> **The task**: Copies of all lines that contain "text" are needed; take them from the data below.

Input data START

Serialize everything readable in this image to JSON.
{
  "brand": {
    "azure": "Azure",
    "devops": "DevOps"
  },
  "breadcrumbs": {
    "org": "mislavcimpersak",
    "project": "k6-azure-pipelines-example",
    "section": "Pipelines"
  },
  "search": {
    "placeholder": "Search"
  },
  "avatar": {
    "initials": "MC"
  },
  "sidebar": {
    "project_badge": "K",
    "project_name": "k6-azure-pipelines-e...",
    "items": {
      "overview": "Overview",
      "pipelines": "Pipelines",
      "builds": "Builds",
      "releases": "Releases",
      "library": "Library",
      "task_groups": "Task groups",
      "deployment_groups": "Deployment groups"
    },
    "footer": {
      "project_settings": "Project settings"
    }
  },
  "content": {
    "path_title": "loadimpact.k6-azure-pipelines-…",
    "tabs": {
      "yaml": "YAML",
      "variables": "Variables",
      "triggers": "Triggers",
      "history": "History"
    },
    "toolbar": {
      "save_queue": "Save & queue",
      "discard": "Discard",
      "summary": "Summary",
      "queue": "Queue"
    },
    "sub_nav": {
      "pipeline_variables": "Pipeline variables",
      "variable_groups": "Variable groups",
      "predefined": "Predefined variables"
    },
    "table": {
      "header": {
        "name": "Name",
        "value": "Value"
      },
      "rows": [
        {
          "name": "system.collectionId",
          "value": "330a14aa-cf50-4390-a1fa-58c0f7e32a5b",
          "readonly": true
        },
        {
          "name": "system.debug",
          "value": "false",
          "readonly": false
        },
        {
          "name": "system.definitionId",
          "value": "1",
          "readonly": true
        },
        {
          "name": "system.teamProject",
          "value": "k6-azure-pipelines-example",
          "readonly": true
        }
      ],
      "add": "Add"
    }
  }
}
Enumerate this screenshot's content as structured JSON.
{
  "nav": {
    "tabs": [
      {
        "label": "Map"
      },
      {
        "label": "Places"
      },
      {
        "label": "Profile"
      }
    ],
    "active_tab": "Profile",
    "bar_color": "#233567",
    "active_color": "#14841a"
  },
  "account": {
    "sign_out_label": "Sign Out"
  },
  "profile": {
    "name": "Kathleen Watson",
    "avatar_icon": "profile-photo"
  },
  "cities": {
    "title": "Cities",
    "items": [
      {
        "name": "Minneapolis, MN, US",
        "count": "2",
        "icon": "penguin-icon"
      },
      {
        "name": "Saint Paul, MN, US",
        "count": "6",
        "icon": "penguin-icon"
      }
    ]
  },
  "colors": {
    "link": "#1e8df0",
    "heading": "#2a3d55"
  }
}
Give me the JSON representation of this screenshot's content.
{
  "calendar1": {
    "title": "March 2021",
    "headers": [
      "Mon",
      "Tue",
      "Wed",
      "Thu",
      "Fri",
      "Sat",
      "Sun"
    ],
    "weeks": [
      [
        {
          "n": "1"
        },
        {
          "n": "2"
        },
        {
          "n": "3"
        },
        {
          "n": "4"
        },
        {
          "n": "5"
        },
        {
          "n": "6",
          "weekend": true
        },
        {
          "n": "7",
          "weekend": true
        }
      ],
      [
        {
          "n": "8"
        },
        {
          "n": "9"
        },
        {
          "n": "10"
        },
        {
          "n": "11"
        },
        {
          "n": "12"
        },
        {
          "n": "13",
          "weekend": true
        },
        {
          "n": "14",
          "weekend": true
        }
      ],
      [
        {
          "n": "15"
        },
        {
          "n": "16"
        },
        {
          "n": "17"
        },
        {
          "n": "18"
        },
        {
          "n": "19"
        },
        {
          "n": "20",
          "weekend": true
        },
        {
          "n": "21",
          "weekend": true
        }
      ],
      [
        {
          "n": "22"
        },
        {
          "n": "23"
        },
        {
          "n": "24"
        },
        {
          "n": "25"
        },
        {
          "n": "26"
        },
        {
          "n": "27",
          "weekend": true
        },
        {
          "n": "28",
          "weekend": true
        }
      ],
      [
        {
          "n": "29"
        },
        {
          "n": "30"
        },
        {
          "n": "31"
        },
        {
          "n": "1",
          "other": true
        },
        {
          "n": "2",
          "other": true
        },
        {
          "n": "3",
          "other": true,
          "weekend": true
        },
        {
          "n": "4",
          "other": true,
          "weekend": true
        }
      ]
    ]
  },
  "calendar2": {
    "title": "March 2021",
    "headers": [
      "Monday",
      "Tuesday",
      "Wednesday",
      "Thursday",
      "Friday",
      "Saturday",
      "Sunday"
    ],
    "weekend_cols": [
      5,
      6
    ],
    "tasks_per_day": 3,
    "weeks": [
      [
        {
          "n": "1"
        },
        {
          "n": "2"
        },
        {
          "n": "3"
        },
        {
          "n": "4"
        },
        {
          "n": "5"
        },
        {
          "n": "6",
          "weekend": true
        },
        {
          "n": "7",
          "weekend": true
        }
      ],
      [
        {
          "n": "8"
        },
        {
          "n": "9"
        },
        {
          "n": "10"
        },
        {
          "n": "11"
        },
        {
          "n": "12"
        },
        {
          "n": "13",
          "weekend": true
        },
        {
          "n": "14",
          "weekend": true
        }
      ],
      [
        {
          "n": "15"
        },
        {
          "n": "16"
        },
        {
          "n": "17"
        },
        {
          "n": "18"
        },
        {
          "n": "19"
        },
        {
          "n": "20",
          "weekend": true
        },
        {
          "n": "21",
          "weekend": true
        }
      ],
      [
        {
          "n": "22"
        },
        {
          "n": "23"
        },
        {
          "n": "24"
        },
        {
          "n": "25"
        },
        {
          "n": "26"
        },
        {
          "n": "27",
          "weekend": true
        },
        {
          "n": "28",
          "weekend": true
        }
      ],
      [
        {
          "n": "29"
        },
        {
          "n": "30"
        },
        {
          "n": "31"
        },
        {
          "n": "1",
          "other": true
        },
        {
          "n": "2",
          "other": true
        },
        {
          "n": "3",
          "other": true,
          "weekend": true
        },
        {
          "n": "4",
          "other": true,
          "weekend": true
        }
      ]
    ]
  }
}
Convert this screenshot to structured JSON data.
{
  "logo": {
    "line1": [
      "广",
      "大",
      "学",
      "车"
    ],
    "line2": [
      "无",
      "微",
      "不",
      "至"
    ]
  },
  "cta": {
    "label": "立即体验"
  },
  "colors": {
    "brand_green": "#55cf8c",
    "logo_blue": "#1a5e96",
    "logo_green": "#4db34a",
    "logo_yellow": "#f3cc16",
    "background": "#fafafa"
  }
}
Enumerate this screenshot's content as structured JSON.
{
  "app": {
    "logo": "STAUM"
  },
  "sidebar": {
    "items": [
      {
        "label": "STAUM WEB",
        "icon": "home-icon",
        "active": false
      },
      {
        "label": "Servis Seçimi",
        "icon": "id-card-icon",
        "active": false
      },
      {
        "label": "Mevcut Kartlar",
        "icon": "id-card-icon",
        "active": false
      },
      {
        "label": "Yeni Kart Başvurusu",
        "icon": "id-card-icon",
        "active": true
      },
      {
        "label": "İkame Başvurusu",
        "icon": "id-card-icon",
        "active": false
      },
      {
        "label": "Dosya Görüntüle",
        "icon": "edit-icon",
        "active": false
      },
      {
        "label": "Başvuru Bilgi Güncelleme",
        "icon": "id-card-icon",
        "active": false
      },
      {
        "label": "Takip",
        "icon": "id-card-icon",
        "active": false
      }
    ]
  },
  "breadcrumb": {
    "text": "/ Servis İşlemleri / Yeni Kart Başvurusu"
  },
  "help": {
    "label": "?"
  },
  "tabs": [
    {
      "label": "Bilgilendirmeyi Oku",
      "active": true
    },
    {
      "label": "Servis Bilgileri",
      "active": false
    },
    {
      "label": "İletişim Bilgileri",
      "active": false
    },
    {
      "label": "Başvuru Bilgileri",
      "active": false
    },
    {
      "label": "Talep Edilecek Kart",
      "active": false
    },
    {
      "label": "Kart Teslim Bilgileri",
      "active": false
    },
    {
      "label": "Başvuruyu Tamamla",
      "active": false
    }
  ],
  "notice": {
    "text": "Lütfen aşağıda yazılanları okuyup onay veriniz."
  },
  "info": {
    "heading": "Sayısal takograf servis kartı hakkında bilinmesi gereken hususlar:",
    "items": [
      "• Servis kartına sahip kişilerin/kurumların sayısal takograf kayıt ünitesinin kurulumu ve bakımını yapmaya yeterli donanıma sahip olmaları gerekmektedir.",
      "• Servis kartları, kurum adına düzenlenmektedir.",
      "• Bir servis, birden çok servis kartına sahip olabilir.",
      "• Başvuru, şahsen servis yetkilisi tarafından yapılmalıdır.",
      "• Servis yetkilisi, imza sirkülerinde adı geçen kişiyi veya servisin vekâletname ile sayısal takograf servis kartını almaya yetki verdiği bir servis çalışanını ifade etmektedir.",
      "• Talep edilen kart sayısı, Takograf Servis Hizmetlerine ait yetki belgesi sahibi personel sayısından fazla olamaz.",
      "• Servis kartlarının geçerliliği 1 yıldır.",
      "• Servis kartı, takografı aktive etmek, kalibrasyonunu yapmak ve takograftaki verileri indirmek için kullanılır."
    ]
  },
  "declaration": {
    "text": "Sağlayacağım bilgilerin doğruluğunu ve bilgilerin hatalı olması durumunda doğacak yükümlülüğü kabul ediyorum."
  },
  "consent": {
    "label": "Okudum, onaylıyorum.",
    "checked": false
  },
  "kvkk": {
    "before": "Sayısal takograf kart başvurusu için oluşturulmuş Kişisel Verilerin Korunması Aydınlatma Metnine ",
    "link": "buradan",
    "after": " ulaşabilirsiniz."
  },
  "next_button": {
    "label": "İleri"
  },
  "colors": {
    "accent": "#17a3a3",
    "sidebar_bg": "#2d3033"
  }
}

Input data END

> **Written solution**:
    "text": "/ Servis İşlemleri / Yeni Kart Başvurusu"
    "text": "Lütfen aşağıda yazılanları okuyup onay veriniz."
    "text": "Sağlayacağım bilgilerin doğruluğunu ve bilgilerin hatalı olması durumunda doğacak yükümlülüğü kabul ediyorum."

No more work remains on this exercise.